**What you need to do**
A word-for-word restatement of every entry is what is needed here.

**Data listing**
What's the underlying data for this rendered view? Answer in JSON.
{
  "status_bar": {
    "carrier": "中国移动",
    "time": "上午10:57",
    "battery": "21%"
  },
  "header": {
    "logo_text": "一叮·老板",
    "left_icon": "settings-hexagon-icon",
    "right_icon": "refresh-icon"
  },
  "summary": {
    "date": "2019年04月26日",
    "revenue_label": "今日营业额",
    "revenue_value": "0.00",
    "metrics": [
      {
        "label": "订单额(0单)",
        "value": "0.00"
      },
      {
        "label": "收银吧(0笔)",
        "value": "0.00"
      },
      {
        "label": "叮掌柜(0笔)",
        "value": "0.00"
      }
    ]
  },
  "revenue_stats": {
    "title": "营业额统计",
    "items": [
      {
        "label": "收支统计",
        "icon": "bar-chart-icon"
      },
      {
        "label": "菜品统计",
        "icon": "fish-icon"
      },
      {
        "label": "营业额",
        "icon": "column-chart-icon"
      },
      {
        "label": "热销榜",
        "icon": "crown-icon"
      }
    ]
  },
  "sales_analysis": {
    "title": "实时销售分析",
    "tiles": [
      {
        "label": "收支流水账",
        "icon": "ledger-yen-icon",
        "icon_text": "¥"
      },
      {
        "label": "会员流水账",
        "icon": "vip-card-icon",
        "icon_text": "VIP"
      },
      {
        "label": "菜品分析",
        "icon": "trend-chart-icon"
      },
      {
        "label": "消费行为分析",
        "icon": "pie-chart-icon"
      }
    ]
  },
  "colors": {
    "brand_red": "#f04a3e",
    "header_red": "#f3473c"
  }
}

**Result of the task**
What's the underlying data for this rendered view? Answer in JSON.
{
  "status_bar": {
    "carrier": "中国移动",
    "time": "上午10:57",
    "battery": "21%"
  },
  "header": {
    "logo_text": "一叮·老板",
    "left_icon": "settings-hexagon-icon",
    "right_icon": "refresh-icon"
  },
  "summary": {
    "date": "2019年04月26日",
    "revenue_label": "今日营业额",
    "revenue_value": "0.00",
    "metrics": [
      {
        "label": "订单额(0单)",
        "value": "0.00"
      },
      {
        "label": "收银吧(0笔)",
        "value": "0.00"
      },
      {
        "label": "叮掌柜(0笔)",
        "value": "0.00"
      }
    ]
  },
  "revenue_stats": {
    "title": "营业额统计",
    "items": [
      {
        "label": "收支统计",
        "icon": "bar-chart-icon"
      },
      {
        "label": "菜品统计",
        "icon": "fish-icon"
      },
      {
        "label": "营业额",
        "icon": "column-chart-icon"
      },
      {
        "label": "热销榜",
        "icon": "crown-icon"
      }
    ]
  },
  "sales_analysis": {
    "title": "实时销售分析",
    "tiles": [
      {
        "label": "收支流水账",
        "icon": "ledger-yen-icon",
        "icon_text": "¥"
      },
      {
        "label": "会员流水账",
        "icon": "vip-card-icon",
        "icon_text": "VIP"
      },
      {
        "label": "菜品分析",
        "icon": "trend-chart-icon"
      },
      {
        "label": "消费行为分析",
        "icon": "pie-chart-icon"
      }
    ]
  },
  "colors": {
    "brand_red": "#f04a3e",
    "header_red": "#f3473c"
  }
}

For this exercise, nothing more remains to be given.